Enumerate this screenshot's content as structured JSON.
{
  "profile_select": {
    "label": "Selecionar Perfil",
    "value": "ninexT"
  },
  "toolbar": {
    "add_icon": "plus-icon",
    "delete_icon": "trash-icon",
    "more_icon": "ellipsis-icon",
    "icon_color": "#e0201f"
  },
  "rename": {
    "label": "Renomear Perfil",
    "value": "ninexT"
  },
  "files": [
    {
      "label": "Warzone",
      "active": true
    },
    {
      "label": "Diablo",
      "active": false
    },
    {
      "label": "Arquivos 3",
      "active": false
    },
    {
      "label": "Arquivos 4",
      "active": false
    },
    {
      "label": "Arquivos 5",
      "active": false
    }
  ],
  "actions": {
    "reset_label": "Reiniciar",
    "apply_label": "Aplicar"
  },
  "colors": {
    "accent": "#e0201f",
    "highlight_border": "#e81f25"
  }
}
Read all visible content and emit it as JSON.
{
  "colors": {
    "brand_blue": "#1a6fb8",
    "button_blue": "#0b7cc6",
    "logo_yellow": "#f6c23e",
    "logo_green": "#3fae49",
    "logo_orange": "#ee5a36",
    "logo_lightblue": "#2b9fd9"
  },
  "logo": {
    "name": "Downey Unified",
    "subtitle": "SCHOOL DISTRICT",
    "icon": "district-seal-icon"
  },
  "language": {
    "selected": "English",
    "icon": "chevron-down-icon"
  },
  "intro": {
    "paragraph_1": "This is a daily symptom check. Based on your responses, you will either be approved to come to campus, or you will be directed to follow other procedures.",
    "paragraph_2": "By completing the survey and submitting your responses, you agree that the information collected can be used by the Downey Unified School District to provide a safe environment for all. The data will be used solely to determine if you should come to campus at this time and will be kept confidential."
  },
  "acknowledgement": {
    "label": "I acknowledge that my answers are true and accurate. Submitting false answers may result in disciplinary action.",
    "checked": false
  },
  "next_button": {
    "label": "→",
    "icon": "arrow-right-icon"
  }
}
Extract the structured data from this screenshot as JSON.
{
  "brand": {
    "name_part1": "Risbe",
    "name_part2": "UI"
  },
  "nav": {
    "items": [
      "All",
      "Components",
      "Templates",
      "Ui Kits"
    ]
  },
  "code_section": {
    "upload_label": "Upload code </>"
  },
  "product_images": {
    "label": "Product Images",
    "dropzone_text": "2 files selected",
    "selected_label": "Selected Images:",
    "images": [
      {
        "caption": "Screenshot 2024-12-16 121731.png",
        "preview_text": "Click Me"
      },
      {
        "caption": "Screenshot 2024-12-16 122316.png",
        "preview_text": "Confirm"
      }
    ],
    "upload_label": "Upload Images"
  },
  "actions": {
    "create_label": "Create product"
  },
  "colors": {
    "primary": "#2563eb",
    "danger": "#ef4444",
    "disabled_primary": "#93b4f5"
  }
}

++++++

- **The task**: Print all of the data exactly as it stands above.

- **Expected answer**:
Enumerate this screenshot's content as structured JSON.
{
  "profile_select": {
    "label": "Selecionar Perfil",
    "value": "ninexT"
  },
  "toolbar": {
    "add_icon": "plus-icon",
    "delete_icon": "trash-icon",
    "more_icon": "ellipsis-icon",
    "icon_color": "#e0201f"
  },
  "rename": {
    "label": "Renomear Perfil",
    "value": "ninexT"
  },
  "files": [
    {
      "label": "Warzone",
      "active": true
    },
    {
      "label": "Diablo",
      "active": false
    },
    {
      "label": "Arquivos 3",
      "active": false
    },
    {
      "label": "Arquivos 4",
      "active": false
    },
    {
      "label": "Arquivos 5",
      "active": false
    }
  ],
  "actions": {
    "reset_label": "Reiniciar",
    "apply_label": "Aplicar"
  },
  "colors": {
    "accent": "#e0201f",
    "highlight_border": "#e81f25"
  }
}
Read all visible content and emit it as JSON.
{
  "colors": {
    "brand_blue": "#1a6fb8",
    "button_blue": "#0b7cc6",
    "logo_yellow": "#f6c23e",
    "logo_green": "#3fae49",
    "logo_orange": "#ee5a36",
    "logo_lightblue": "#2b9fd9"
  },
  "logo": {
    "name": "Downey Unified",
    "subtitle": "SCHOOL DISTRICT",
    "icon": "district-seal-icon"
  },
  "language": {
    "selected": "English",
    "icon": "chevron-down-icon"
  },
  "intro": {
    "paragraph_1": "This is a daily symptom check. Based on your responses, you will either be approved to come to campus, or you will be directed to follow other procedures.",
    "paragraph_2": "By completing the survey and submitting your responses, you agree that the information collected can be used by the Downey Unified School District to provide a safe environment for all. The data will be used solely to determine if you should come to campus at this time and will be kept confidential."
  },
  "acknowledgement": {
    "label": "I acknowledge that my answers are true and accurate. Submitting false answers may result in disciplinary action.",
    "checked": false
  },
  "next_button": {
    "label": "→",
    "icon": "arrow-right-icon"
  }
}
Extract the structured data from this screenshot as JSON.
{
  "brand": {
    "name_part1": "Risbe",
    "name_part2": "UI"
  },
  "nav": {
    "items": [
      "All",
      "Components",
      "Templates",
      "Ui Kits"
    ]
  },
  "code_section": {
    "upload_label": "Upload code </>"
  },
  "product_images": {
    "label": "Product Images",
    "dropzone_text": "2 files selected",
    "selected_label": "Selected Images:",
    "images": [
      {
        "caption": "Screenshot 2024-12-16 121731.png",
        "preview_text": "Click Me"
      },
      {
        "caption": "Screenshot 2024-12-16 122316.png",
        "preview_text": "Confirm"
      }
    ],
    "upload_label": "Upload Images"
  },
  "actions": {
    "create_label": "Create product"
  },
  "colors": {
    "primary": "#2563eb",
    "danger": "#ef4444",
    "disabled_primary": "#93b4f5"
  }
}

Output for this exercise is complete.